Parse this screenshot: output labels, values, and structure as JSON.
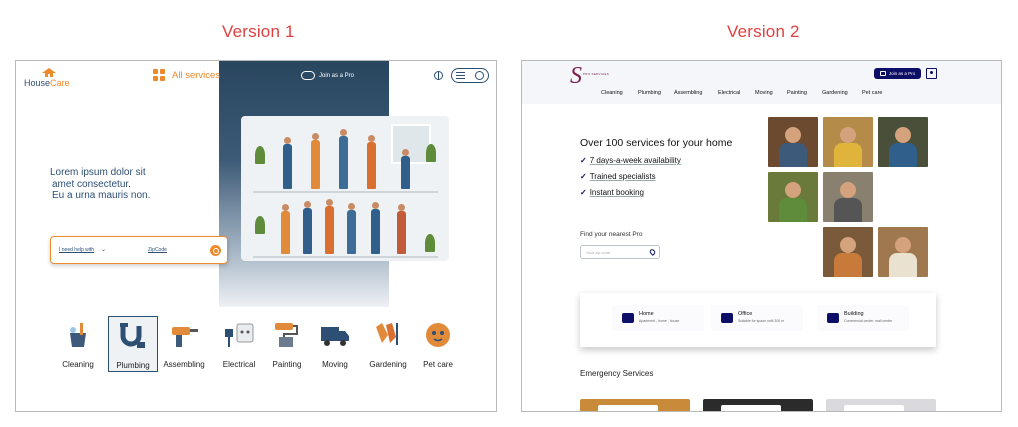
{
  "titles": {
    "v1": "Version 1",
    "v2": "Version 2"
  },
  "v1": {
    "logo": {
      "part1": "House",
      "part2": "Care"
    },
    "all_services": "All services",
    "join_pro": "Join as a Pro",
    "hero_lines": [
      "Lorem ipsum dolor sit",
      "amet consectetur.",
      "Eu a urna mauris non."
    ],
    "search": {
      "need_help": "I need help with",
      "zipcode": "ZipCode"
    },
    "categories": [
      {
        "label": "Cleaning",
        "icon": "cleaning-bucket-icon",
        "selected": false
      },
      {
        "label": "Plumbing",
        "icon": "pipe-icon",
        "selected": true
      },
      {
        "label": "Assembling",
        "icon": "drill-icon",
        "selected": false
      },
      {
        "label": "Electrical",
        "icon": "outlet-plug-icon",
        "selected": false
      },
      {
        "label": "Painting",
        "icon": "paint-roller-icon",
        "selected": false
      },
      {
        "label": "Moving",
        "icon": "truck-icon",
        "selected": false
      },
      {
        "label": "Gardening",
        "icon": "gloves-fork-icon",
        "selected": false
      },
      {
        "label": "Pet care",
        "icon": "pet-icon",
        "selected": false
      }
    ],
    "colors": {
      "accent": "#ed8a2c",
      "brand": "#2d4f74",
      "hero": "#29465f"
    }
  },
  "v2": {
    "logo_text": "PRO SERVICES",
    "join_pro": "Join as a Pro",
    "nav": [
      "Cleaning",
      "Plumbing",
      "Assembling",
      "Electrical",
      "Moving",
      "Painting",
      "Gardening",
      "Pet care"
    ],
    "hero_title": "Over 100 services for your home",
    "checks": [
      "7 days-a-week availability",
      "Trained specialists",
      "Instant booking"
    ],
    "find_label": "Find your nearest Pro",
    "zip_placeholder": "Your zip code",
    "types": [
      {
        "name": "Home",
        "desc": "Apartment , home , house"
      },
      {
        "name": "Office",
        "desc": "Suitable for space until 300 m"
      },
      {
        "name": "Building",
        "desc": "Commercial center, mall center"
      }
    ],
    "emergency_title": "Emergency Services",
    "colors": {
      "brand": "#0d0f66",
      "logo": "#7a1d4e"
    }
  }
}
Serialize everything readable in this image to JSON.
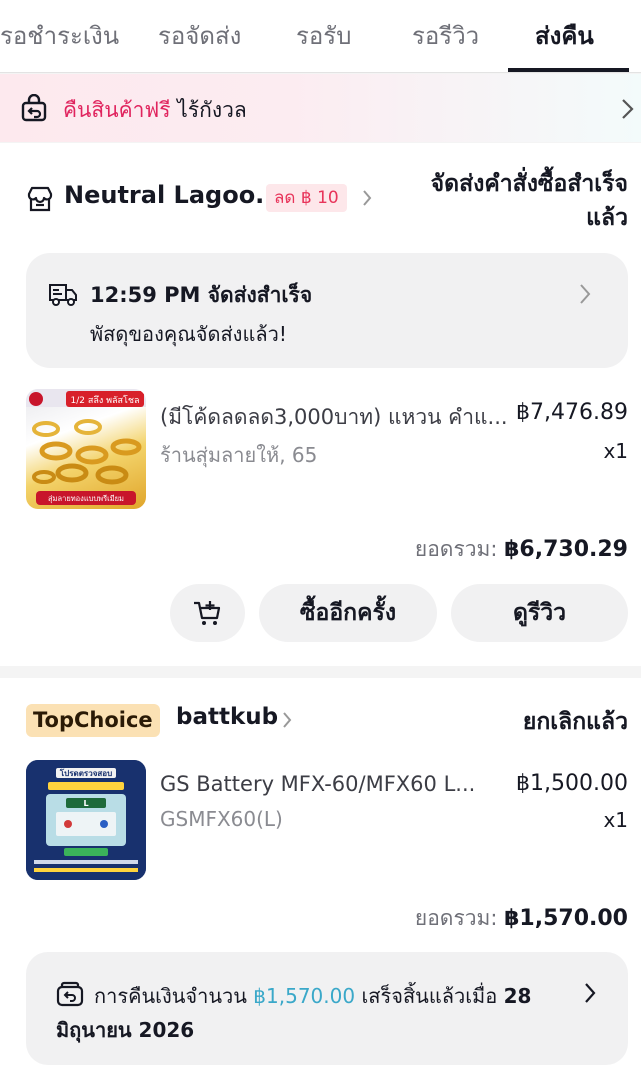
{
  "tabs": [
    {
      "label": "รอชำระเงิน"
    },
    {
      "label": "รอจัดส่ง"
    },
    {
      "label": "รอรับ"
    },
    {
      "label": "รอรีวิว"
    },
    {
      "label": "ส่งคืน",
      "active": true
    }
  ],
  "banner": {
    "accent_text": "คืนสินค้าฟรี",
    "rest_text": "ไร้กังวล",
    "icon": "return-bag-icon"
  },
  "order1": {
    "shop_name": "Neutral Lagoo...",
    "discount_badge": "ลด ฿ 10",
    "status_line1": "จัดส่งคำสั่งซื้อสำเร็จ",
    "status_line2": "แล้ว",
    "delivery": {
      "time_status": "12:59 PM จัดส่งสำเร็จ",
      "message": "พัสดุของคุณจัดส่งแล้ว!",
      "icon": "truck-icon"
    },
    "product": {
      "title": "(มีโค้ดลดลด3,000บาท) แหวน คำแ...",
      "variant": "ร้านสุ่มลายให้, 65",
      "price": "฿7,476.89",
      "qty": "x1",
      "thumb_badge": "1/2 สลึง พลัสโชล",
      "thumb_caption": "สุ่มลายทองแบบพรีเมียม"
    },
    "total_label": "ยอดรวม: ",
    "total_value": "฿6,730.29",
    "buttons": {
      "rebuy": "ซื้ออีกครั้ง",
      "review": "ดูรีวิว"
    }
  },
  "order2": {
    "badge": "TopChoice",
    "shop_name": "battkub",
    "status": "ยกเลิกแล้ว",
    "product": {
      "title": "GS Battery MFX-60/MFX60 L...",
      "variant": "GSMFX60(L)",
      "price": "฿1,500.00",
      "qty": "x1",
      "thumb_heading": "โปรดตรวจสอบ",
      "thumb_label": "L"
    },
    "total_label": "ยอดรวม: ",
    "total_value": "฿1,570.00",
    "refund": {
      "prefix": "การคืนเงินจำนวน ",
      "amount": "฿1,570.00",
      "middle": " เสร็จสิ้นแล้วเมื่อ ",
      "date_part1": "28",
      "date_part2": "มิถุนายน 2026"
    }
  },
  "colors": {
    "accent_pink": "#e0245e",
    "refund_blue": "#3aa8c9",
    "topchoice_bg": "#fbe1b4"
  }
}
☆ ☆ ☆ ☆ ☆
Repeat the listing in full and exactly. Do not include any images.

Parse this screenshot: output labels, values, and structure as JSON.
{
  "titles": {
    "v1": "Version 1",
    "v2": "Version 2"
  },
  "v1": {
    "logo": {
      "part1": "House",
      "part2": "Care"
    },
    "all_services": "All services",
    "join_pro": "Join as a Pro",
    "hero_lines": [
      "Lorem ipsum dolor sit",
      "amet consectetur.",
      "Eu a urna mauris non."
    ],
    "search": {
      "need_help": "I need help with",
      "zipcode": "ZipCode"
    },
    "categories": [
      {
        "label": "Cleaning",
        "icon": "cleaning-bucket-icon",
        "selected": false
      },
      {
        "label": "Plumbing",
        "icon": "pipe-icon",
        "selected": true
      },
      {
        "label": "Assembling",
        "icon": "drill-icon",
        "selected": false
      },
      {
        "label": "Electrical",
        "icon": "outlet-plug-icon",
        "selected": false
      },
      {
        "label": "Painting",
        "icon": "paint-roller-icon",
        "selected": false
      },
      {
        "label": "Moving",
        "icon": "truck-icon",
        "selected": false
      },
      {
        "label": "Gardening",
        "icon": "gloves-fork-icon",
        "selected": false
      },
      {
        "label": "Pet care",
        "icon": "pet-icon",
        "selected": false
      }
    ],
    "colors": {
      "accent": "#ed8a2c",
      "brand": "#2d4f74",
      "hero": "#29465f"
    }
  },
  "v2": {
    "logo_text": "PRO SERVICES",
    "join_pro": "Join as a Pro",
    "nav": [
      "Cleaning",
      "Plumbing",
      "Assembling",
      "Electrical",
      "Moving",
      "Painting",
      "Gardening",
      "Pet care"
    ],
    "hero_title": "Over 100 services for your home",
    "checks": [
      "7 days-a-week availability",
      "Trained specialists",
      "Instant booking"
    ],
    "find_label": "Find your nearest Pro",
    "zip_placeholder": "Your zip code",
    "types": [
      {
        "name": "Home",
        "desc": "Apartment , home , house"
      },
      {
        "name": "Office",
        "desc": "Suitable for space until 300 m"
      },
      {
        "name": "Building",
        "desc": "Commercial center, mall center"
      }
    ],
    "emergency_title": "Emergency Services",
    "colors": {
      "brand": "#0d0f66",
      "logo": "#7a1d4e"
    }
  }
}
Serialize everything readable in this image to JSON.
{
  "tabs": [
    {
      "label": "รอชำระเงิน"
    },
    {
      "label": "รอจัดส่ง"
    },
    {
      "label": "รอรับ"
    },
    {
      "label": "รอรีวิว"
    },
    {
      "label": "ส่งคืน",
      "active": true
    }
  ],
  "banner": {
    "accent_text": "คืนสินค้าฟรี",
    "rest_text": "ไร้กังวล",
    "icon": "return-bag-icon"
  },
  "order1": {
    "shop_name": "Neutral Lagoo...",
    "discount_badge": "ลด ฿ 10",
    "status_line1": "จัดส่งคำสั่งซื้อสำเร็จ",
    "status_line2": "แล้ว",
    "delivery": {
      "time_status": "12:59 PM จัดส่งสำเร็จ",
      "message": "พัสดุของคุณจัดส่งแล้ว!",
      "icon": "truck-icon"
    },
    "product": {
      "title": "(มีโค้ดลดลด3,000บาท) แหวน คำแ...",
      "variant": "ร้านสุ่มลายให้, 65",
      "price": "฿7,476.89",
      "qty": "x1",
      "thumb_badge": "1/2 สลึง พลัสโชล",
      "thumb_caption": "สุ่มลายทองแบบพรีเมียม"
    },
    "total_label": "ยอดรวม: ",
    "total_value": "฿6,730.29",
    "buttons": {
      "rebuy": "ซื้ออีกครั้ง",
      "review": "ดูรีวิว"
    }
  },
  "order2": {
    "badge": "TopChoice",
    "shop_name": "battkub",
    "status": "ยกเลิกแล้ว",
    "product": {
      "title": "GS Battery MFX-60/MFX60 L...",
      "variant": "GSMFX60(L)",
      "price": "฿1,500.00",
      "qty": "x1",
      "thumb_heading": "โปรดตรวจสอบ",
      "thumb_label": "L"
    },
    "total_label": "ยอดรวม: ",
    "total_value": "฿1,570.00",
    "refund": {
      "prefix": "การคืนเงินจำนวน ",
      "amount": "฿1,570.00",
      "middle": " เสร็จสิ้นแล้วเมื่อ ",
      "date_part1": "28",
      "date_part2": "มิถุนายน 2026"
    }
  },
  "colors": {
    "accent_pink": "#e0245e",
    "refund_blue": "#3aa8c9",
    "topchoice_bg": "#fbe1b4"
  }
}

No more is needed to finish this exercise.